“I’m at this point in my life where I do whatever I want,” says Sigrid Trumpy. Her current exhibition at Wellfleet Preservation Hall presents a varied body of work — mostly paintings, but also prints and small sculptural pieces created from discarded paintbrushes — that fluctuates between abstraction and representation.
A familiar Outer Cape image opens the show: a sign for the package store on Route 6 in Truro. It locates the show in a particular place and highlights Trumpy’s freedom of spirit. The sign itself is rendered sharply. The lettering is unmistakable, and streaks of rust carefully describe its age and material. Yet the background is more stylized than realistic. Trumpy depicts the grass in loose, washy strokes, and the hills behind the sign rise upward as simple bands of color punctuated with bare, serpentine trees. She isn’t locked into a lexicon of either abstraction or representation.
“Artists are supposed to create a body of work that’s similar, like 10 paintings that are almost the same or variations on a theme,” says Trumpy. “I’ve done that off and on, and I still am working kind of in that way. But it’s limiting.”

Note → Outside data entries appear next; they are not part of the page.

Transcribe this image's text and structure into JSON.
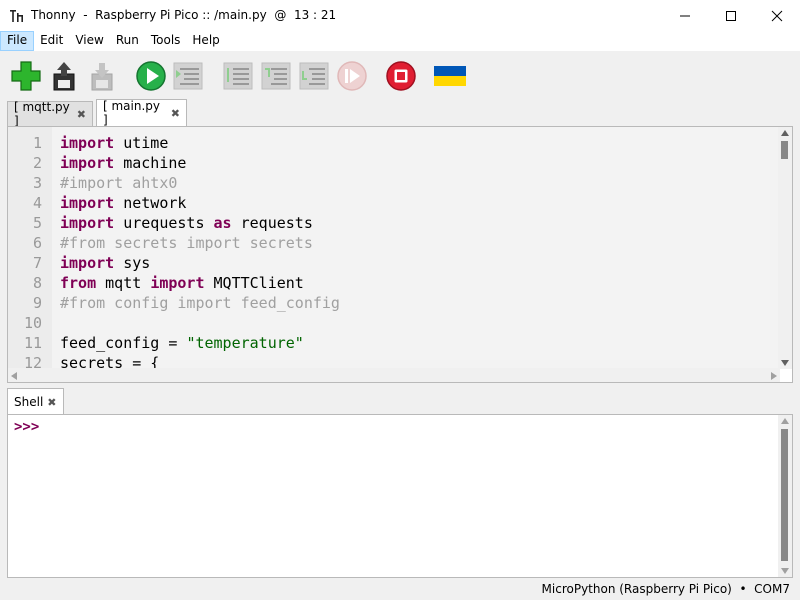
{
  "window": {
    "title": "Thonny  -  Raspberry Pi Pico :: /main.py  @  13 : 21",
    "app_icon": "thonny-icon",
    "controls": [
      "minimize-icon",
      "maximize-icon",
      "close-icon"
    ]
  },
  "menu": {
    "items": [
      {
        "label": "File",
        "active": true
      },
      {
        "label": "Edit"
      },
      {
        "label": "View"
      },
      {
        "label": "Run"
      },
      {
        "label": "Tools"
      },
      {
        "label": "Help"
      }
    ]
  },
  "toolbar": {
    "buttons": [
      {
        "icon": "new-file-icon",
        "color": "#22aa22"
      },
      {
        "icon": "open-file-icon"
      },
      {
        "icon": "save-file-icon"
      },
      {
        "icon": "run-icon",
        "color": "#22aa44"
      },
      {
        "icon": "debug-icon"
      },
      {
        "icon": "step-over-icon"
      },
      {
        "icon": "step-into-icon"
      },
      {
        "icon": "step-out-icon"
      },
      {
        "icon": "resume-icon"
      },
      {
        "icon": "stop-icon",
        "color": "#dd2233"
      },
      {
        "icon": "ukraine-flag-icon"
      }
    ]
  },
  "editor": {
    "tabs": [
      {
        "label": "[ mqtt.py ]",
        "selected": false
      },
      {
        "label": "[ main.py ]",
        "selected": true
      }
    ],
    "line_numbers": [
      "1",
      "2",
      "3",
      "4",
      "5",
      "6",
      "7",
      "8",
      "9",
      "10",
      "11",
      "12"
    ],
    "lines": [
      {
        "tokens": [
          {
            "t": "import",
            "c": "kw"
          },
          {
            "t": " utime"
          }
        ]
      },
      {
        "tokens": [
          {
            "t": "import",
            "c": "kw"
          },
          {
            "t": " machine"
          }
        ]
      },
      {
        "tokens": [
          {
            "t": "#import ahtx0",
            "c": "cm"
          }
        ]
      },
      {
        "tokens": [
          {
            "t": "import",
            "c": "kw"
          },
          {
            "t": " network"
          }
        ]
      },
      {
        "tokens": [
          {
            "t": "import",
            "c": "kw"
          },
          {
            "t": " urequests "
          },
          {
            "t": "as",
            "c": "kw"
          },
          {
            "t": " requests"
          }
        ]
      },
      {
        "tokens": [
          {
            "t": "#from secrets import secrets",
            "c": "cm"
          }
        ]
      },
      {
        "tokens": [
          {
            "t": "import",
            "c": "kw"
          },
          {
            "t": " sys"
          }
        ]
      },
      {
        "tokens": [
          {
            "t": "from",
            "c": "kw"
          },
          {
            "t": " mqtt "
          },
          {
            "t": "import",
            "c": "kw"
          },
          {
            "t": " MQTTClient"
          }
        ]
      },
      {
        "tokens": [
          {
            "t": "#from config import feed_config",
            "c": "cm"
          }
        ]
      },
      {
        "tokens": [
          {
            "t": ""
          }
        ]
      },
      {
        "tokens": [
          {
            "t": "feed_config = "
          },
          {
            "t": "\"temperature\"",
            "c": "str"
          }
        ]
      },
      {
        "tokens": [
          {
            "t": "secrets = {"
          }
        ]
      }
    ]
  },
  "shell": {
    "tab_label": "Shell",
    "prompt": ">>>"
  },
  "status": {
    "text": "MicroPython (Raspberry Pi Pico)  •  COM7"
  }
}
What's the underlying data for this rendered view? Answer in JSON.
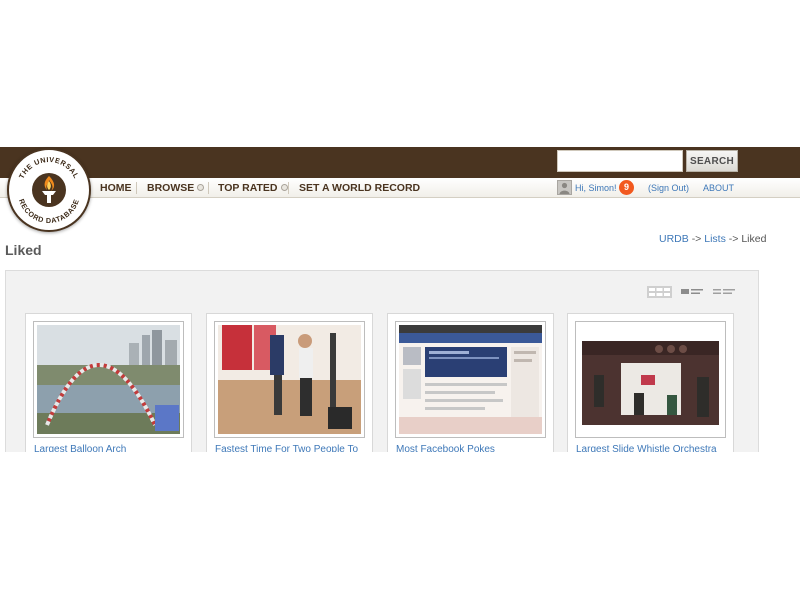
{
  "header": {
    "search": {
      "value": "",
      "placeholder": "",
      "button_label": "SEARCH"
    },
    "logo": {
      "text": "THE UNIVERSAL RECORD DATABASE",
      "icon": "torch-icon"
    }
  },
  "nav": {
    "items": [
      {
        "label": "HOME",
        "has_caret": false
      },
      {
        "label": "BROWSE",
        "has_caret": true
      },
      {
        "label": "TOP RATED",
        "has_caret": true
      },
      {
        "label": "SET A WORLD RECORD",
        "has_caret": false
      }
    ]
  },
  "user": {
    "greeting": "Hi, Simon!",
    "notification_count": "9",
    "sign_out": "(Sign Out)",
    "about": "ABOUT"
  },
  "page": {
    "title": "Liked",
    "breadcrumb": {
      "root": "URDB",
      "sep": "->",
      "lists": "Lists",
      "current": "Liked"
    }
  },
  "view_toggle": [
    "grid-view-icon",
    "list-view-icon",
    "compact-list-view-icon"
  ],
  "records": [
    {
      "title": "Largest Balloon Arch"
    },
    {
      "title": "Fastest Time For Two People To"
    },
    {
      "title": "Most Facebook Pokes"
    },
    {
      "title": "Largest Slide Whistle Orchestra"
    }
  ],
  "colors": {
    "brand_brown": "#4a3420",
    "link_blue": "#3e78b8",
    "badge_orange": "#f2591f"
  }
}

The painting of the sign — her most recent work — represents a shedding of constraints and a contrast to her earlier colorful abstractions. “There’s something comfortable about doing realism,” says Trumpy. “It’s very defined.”
But there are consistent throughlines in all her paintings. Essentially, Trumpy can’t resist working in variations of some theme, though they fluctuate according to how tightly she defines them. “I’m really interested in color, shape, texture, and transparency,” she says. “When I can see through one color to another, that makes it more interesting.”
Trumpy lives in Annapolis, Md. and has been coming to the Cape since she was a child. After receiving a B.F.A. in painting at the Maryland Institute of Contemporary Art and an M.F.A. in printmaking from the Pratt Institute in Brooklyn, she continued her education at Truro’s Castle Hill, where she has taken classes since the late 1970s. This month, she will be an artist in residence at Castle Hill’s Edgewood Farm.
In her horizontal landscape paintings, Trumpy revels in color and mark making. She scratches into the paint in Wetland From High Head Road, Provincetown, exposing the bright yellow ground of the surface while suggesting the spiky grasses of the salt marsh. Splotches of blues and inky greens describe the movement of water. The messy surface echoes the dynamism of a landscape in flux, affected by wind, changing tides, and shifting light.
Surprisingly, many of these works aren’t from observation or photographs. “These started after I’d been out in the landscape, and I was just playing around,” says Trumpy. “Most were made from memory. I’m playing with the paint. Sometimes it’s the paint that’s left over from a larger piece and something emerges. If I plan it, I never think it works. But if I don’t plan it, it just sort of happens. It has taken me a while to get to that kind of looseness. But I’m enjoying that very much.”
Another painting, Across Ft. Hill, Eastham, shows a similar approach. “I’ve been to that area so many times that it’s sort of fixed in my mind,” says Trumpy. In this painting, she loosely defines a body of water in the background. But the space is interrupted by offhand marks sitting on the surface — almost as if the painting had been dropped on her palette — and the effect creates a tension between deep space and the surface of the image.
“I take the biggest risks when I don’t care about making the painting work,” Trumpy writes in her artist statement. Some of the strongest works in her show are the ones that are the least self-conscious, like Bay Marsh, Quagmire Study, a small painting where the color, variety, and speed of marks suggest painting as a record of making rather than simply the act of depicting a landscape.
Trumpy says that when she steps back from actively painting, a sense of place or thematic concerns often comes into focus: after working through a memory of a landscape with leftover paint, she might think, “Oh my gosh, that’s what it felt like there.”
Similarly, as she was putting this show together, some of her experiments began to connect. “It’s not something that I’m conscious of when I’m doing it,” Trumpy says. “But when I look back — and when I was putting this show together — I realized some of the connections.”
Paintings From the Cape
The event: An exhibition of art by Sigrid Trumpy
The time: Through Nov. 30; artist reception Tuesday, Nov. 29, 4 to 6 p.m.
The place: Wellfleet Preservation Hall, 335 Main St.
The cost: Free